#### [Task instructions]
Every record below must come back exactly as written, with the images dropped.

Excerpts from an interface dataset:
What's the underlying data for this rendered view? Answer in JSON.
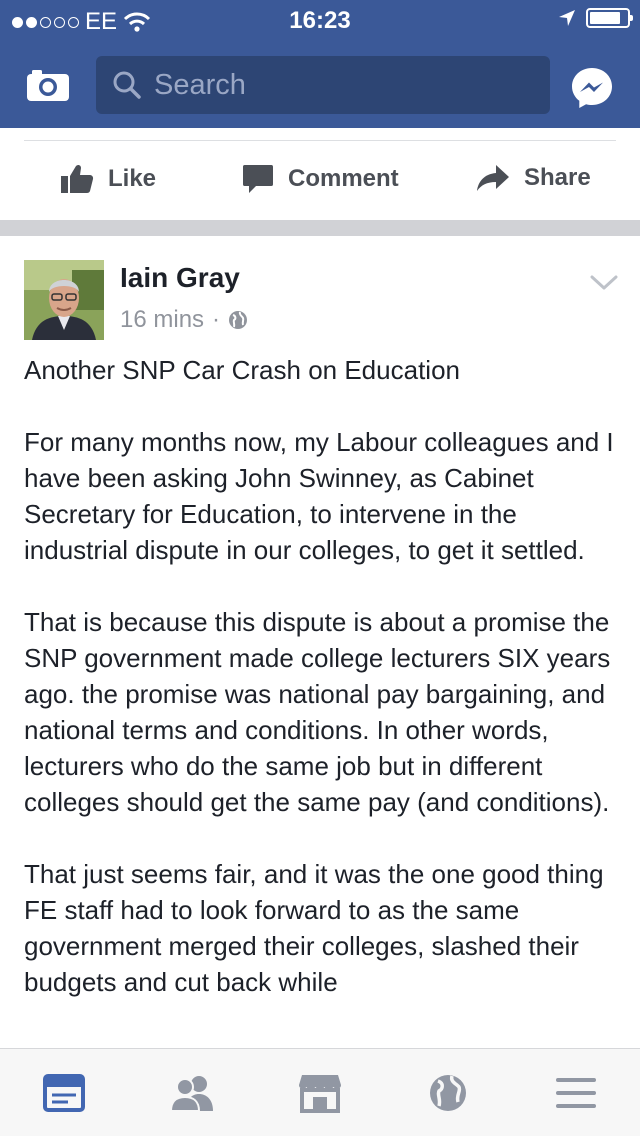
{
  "status_bar": {
    "carrier": "EE",
    "time": "16:23",
    "signal_bars_filled": 2,
    "signal_bars_total": 5
  },
  "header": {
    "search_placeholder": "Search",
    "icons": [
      "camera-icon",
      "search-icon",
      "messenger-icon"
    ],
    "brand_color": "#3b5998"
  },
  "actions": {
    "like_label": "Like",
    "comment_label": "Comment",
    "share_label": "Share"
  },
  "post": {
    "author": "Iain Gray",
    "time": "16 mins",
    "separator": "·",
    "audience_icon": "globe-icon",
    "paragraphs": [
      "Another SNP Car Crash on Education",
      "For many months now, my Labour colleagues and I have been asking John Swinney, as Cabinet Secretary for Education, to intervene in the industrial dispute in our colleges, to get it settled.",
      "That is because this dispute is about a promise the SNP government made college lecturers SIX years ago.  the promise was national pay bargaining, and national terms and conditions.  In other words, lecturers who do the same job but in different colleges should get the same pay (and conditions).",
      "That just seems fair, and it was the one good thing FE staff had to look forward to as the same government merged their colleges, slashed their budgets and cut back while"
    ]
  },
  "tab_bar": {
    "tabs": [
      "news-feed-icon",
      "friends-icon",
      "marketplace-icon",
      "notifications-globe-icon",
      "menu-icon"
    ],
    "active_tab": "news-feed-icon",
    "active_color": "#4267b2",
    "inactive_color": "#9197a3"
  }
}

#### [Answer to the exercise]
What's the underlying data for this rendered view? Answer in JSON.
{
  "status_bar": {
    "carrier": "EE",
    "time": "16:23",
    "signal_bars_filled": 2,
    "signal_bars_total": 5
  },
  "header": {
    "search_placeholder": "Search",
    "icons": [
      "camera-icon",
      "search-icon",
      "messenger-icon"
    ],
    "brand_color": "#3b5998"
  },
  "actions": {
    "like_label": "Like",
    "comment_label": "Comment",
    "share_label": "Share"
  },
  "post": {
    "author": "Iain Gray",
    "time": "16 mins",
    "separator": "·",
    "audience_icon": "globe-icon",
    "paragraphs": [
      "Another SNP Car Crash on Education",
      "For many months now, my Labour colleagues and I have been asking John Swinney, as Cabinet Secretary for Education, to intervene in the industrial dispute in our colleges, to get it settled.",
      "That is because this dispute is about a promise the SNP government made college lecturers SIX years ago.  the promise was national pay bargaining, and national terms and conditions.  In other words, lecturers who do the same job but in different colleges should get the same pay (and conditions).",
      "That just seems fair, and it was the one good thing FE staff had to look forward to as the same government merged their colleges, slashed their budgets and cut back while"
    ]
  },
  "tab_bar": {
    "tabs": [
      "news-feed-icon",
      "friends-icon",
      "marketplace-icon",
      "notifications-globe-icon",
      "menu-icon"
    ],
    "active_tab": "news-feed-icon",
    "active_color": "#4267b2",
    "inactive_color": "#9197a3"
  }
}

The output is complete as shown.